Access to reliable electricity continued to improve around the globe in 2019, according to a report from the International Energy Agency. The number of people without electricity declined by about 90 million last year, hitting a record low of 770 million. For many countries, this reflects a trend of steady growth over several years. In Asia, 1.2 billion people gained access between 2000 and 2019. Last year, the Indian government announced that more than 99% of its population had electricity. Researchers say the pandemic has slowed or even reversed progress in some areas. Early estimates suggest that electricity access in sub-Saharan Africa, home to most of the world’s unplugged population, will decrease for the first time since 2013. Decentralized and renewable energy solutions could help areas hit hardest by the coronavirus get back on track to meet their 2030 energy goals, the IEA report said. (International Energy Agency)

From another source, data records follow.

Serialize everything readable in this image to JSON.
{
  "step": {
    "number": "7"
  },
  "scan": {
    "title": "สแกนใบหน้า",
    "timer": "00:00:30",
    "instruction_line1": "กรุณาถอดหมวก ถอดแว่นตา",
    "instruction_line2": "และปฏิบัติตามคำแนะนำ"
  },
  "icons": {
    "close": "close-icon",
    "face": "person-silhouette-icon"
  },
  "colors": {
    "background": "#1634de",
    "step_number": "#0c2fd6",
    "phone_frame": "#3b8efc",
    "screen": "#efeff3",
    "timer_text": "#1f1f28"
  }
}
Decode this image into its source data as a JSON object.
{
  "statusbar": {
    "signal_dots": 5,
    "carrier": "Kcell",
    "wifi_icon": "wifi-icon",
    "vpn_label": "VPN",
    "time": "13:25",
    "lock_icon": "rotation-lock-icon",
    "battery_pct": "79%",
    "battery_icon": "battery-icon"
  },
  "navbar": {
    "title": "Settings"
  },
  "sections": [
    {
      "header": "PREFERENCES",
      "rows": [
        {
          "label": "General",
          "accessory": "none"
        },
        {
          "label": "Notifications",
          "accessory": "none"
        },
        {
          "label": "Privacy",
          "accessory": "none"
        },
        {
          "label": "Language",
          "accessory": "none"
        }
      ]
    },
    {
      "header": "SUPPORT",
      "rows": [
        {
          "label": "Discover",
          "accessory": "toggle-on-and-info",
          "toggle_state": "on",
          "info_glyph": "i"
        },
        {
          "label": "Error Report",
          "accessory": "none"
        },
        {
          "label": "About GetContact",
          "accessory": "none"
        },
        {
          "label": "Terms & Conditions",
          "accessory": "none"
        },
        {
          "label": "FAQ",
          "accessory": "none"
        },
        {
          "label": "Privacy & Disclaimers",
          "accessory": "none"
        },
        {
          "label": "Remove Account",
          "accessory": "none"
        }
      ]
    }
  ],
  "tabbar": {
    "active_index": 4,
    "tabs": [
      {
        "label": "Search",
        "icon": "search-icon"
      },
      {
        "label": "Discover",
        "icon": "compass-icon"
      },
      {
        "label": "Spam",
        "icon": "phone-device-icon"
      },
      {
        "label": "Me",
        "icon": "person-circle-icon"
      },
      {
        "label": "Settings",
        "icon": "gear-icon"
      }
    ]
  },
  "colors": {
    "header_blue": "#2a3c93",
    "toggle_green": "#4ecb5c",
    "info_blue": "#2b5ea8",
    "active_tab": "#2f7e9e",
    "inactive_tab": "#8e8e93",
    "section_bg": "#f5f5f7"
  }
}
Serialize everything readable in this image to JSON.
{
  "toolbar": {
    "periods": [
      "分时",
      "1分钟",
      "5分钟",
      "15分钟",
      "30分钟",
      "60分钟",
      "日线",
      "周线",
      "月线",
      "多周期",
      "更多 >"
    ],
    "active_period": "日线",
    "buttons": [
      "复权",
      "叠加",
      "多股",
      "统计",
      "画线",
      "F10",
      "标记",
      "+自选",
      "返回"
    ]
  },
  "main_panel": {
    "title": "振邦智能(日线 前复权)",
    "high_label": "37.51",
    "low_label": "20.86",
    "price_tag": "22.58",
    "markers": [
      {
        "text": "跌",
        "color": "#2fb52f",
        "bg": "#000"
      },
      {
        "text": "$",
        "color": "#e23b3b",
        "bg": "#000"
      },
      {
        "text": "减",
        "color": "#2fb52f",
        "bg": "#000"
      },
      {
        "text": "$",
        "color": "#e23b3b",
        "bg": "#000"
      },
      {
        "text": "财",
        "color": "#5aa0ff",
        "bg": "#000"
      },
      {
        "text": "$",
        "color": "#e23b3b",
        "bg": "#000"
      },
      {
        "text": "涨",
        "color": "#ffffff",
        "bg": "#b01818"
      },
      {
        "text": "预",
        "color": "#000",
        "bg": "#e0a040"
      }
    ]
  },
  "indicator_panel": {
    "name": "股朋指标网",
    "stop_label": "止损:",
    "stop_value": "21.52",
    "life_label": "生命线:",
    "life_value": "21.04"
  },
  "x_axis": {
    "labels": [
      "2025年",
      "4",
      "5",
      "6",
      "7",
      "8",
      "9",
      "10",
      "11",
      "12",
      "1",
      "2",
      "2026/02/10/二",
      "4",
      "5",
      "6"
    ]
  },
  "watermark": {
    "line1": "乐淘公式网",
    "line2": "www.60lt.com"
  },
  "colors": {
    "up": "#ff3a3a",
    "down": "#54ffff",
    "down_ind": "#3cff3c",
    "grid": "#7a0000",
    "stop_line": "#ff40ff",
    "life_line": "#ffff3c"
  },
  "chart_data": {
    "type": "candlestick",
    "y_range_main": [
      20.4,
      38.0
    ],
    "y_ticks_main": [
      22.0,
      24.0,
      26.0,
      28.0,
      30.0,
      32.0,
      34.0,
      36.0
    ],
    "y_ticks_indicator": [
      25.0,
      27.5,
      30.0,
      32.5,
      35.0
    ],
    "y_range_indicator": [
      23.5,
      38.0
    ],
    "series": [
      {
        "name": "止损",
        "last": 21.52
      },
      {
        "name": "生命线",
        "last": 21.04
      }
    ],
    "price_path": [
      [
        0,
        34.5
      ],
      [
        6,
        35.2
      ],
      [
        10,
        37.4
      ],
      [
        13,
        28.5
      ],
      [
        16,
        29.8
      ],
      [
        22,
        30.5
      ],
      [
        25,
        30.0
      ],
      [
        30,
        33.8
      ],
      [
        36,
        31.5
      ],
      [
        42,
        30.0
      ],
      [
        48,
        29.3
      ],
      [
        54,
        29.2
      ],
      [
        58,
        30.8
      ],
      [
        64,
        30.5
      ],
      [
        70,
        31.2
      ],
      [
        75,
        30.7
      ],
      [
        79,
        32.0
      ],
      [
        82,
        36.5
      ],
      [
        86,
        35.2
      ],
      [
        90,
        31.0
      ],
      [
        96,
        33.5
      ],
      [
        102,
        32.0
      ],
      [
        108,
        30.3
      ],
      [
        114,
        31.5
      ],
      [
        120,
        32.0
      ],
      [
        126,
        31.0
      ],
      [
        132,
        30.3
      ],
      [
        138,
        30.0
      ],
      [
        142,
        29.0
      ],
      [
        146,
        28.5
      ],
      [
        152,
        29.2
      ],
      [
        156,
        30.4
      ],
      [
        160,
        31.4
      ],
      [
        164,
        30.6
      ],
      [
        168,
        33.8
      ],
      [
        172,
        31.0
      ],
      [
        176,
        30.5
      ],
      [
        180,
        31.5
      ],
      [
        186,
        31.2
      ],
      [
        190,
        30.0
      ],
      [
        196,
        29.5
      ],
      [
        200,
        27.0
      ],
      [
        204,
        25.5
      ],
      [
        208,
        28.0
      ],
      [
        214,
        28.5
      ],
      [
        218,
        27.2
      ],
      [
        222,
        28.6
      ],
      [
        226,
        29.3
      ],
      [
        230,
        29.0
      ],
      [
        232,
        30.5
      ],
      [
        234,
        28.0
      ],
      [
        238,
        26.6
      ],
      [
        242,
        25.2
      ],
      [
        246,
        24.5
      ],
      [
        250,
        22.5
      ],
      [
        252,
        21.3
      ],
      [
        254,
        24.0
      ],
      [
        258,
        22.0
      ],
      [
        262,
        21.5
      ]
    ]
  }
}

Outer space 

A NASA spacecraft has collected samples from the surface of an asteroid more than 200 million miles away from Earth. This is a first for the U.S. space program, and scientists hope the dust and rocks will help shed light on the formation of our solar system. Launched in 2016, the OSIRIS-REx spacecraft landed on the Bennu asteroid on Oct. 20 in a quick move that researchers described as “kissing the surface.”

The OSIRIS-REx spacecraft touches the surface of asteroid Bennu on Oct. 20, 2020. Japan is the only other country to land a probe on an asteroid.

The touch-and-go maneuver was effective: The spacecraft collected so much rubble that the ship’s lid couldn’t close properly and some material has leaked out into space. “We are so excited to see what appears to be an abundant sample that will inspire science for decades beyond this historic moment,” said Thomas Zurbuchen, NASA’s science mission chief. OSIRIS-REx is scheduled to return to Earth in 2023. (The Associated Press, CNN, NASA)

You've read  of  free articles. Subscribe to continue.
Real news can be honest, hopeful, credible, constructive.
What is the Monitor difference? Tackling the tough headlines – with humanity. Listening to sources – with respect. Seeing the story that others are missing by reporting what so often gets overlooked: the values that connect us. That’s Monitor reporting – news that changes how you see the world.

Dear Reader,

About a year ago, I happened upon this statement about the Monitor in the Harvard Business Review – under the charming heading of “do things that don’t interest you”:

“Many things that end up” being meaningful, writes social scientist Joseph Grenny, “have come from conference workshops, articles, or online videos that began as a chore and ended with an insight. My work in Kenya, for example, was heavily influenced by a Christian Science Monitor article I had forced myself to read 10 years earlier. Sometimes, we call things ‘boring’ simply because they lie outside the box we are currently in.”

If you were to come up with a punchline to a joke about the Monitor, that would probably be it. We’re seen as being global, fair, insightful, and perhaps a bit too earnest. We’re the bran muffin of journalism.

But you know what? We change lives. And I’m going to argue that we change lives precisely because we force open that too-small box that most human beings think they live in.

The Monitor is a peculiar little publication that’s hard for the world to figure out. We’re run by a church, but we’re not only for church members and we’re not about converting people. We’re known as being fair even as the world becomes as polarized as at any time since the newspaper’s founding in 1908.

We have a mission beyond circulation, we want to bridge divides. We’re about kicking down the door of thought everywhere and saying, “You are bigger and more capable than you realize. And we can prove it.”

If you’re looking for bran muffin journalism, you can subscribe to the Monitor for $15. You’ll get the Monitor Weekly magazine, the Monitor Daily email, and unlimited access to CSMonitor.com.

QR Code to Points of Progress: Humane shark attack prevention, and more
Read this article in
QR Code to Subscription page
Start your subscription today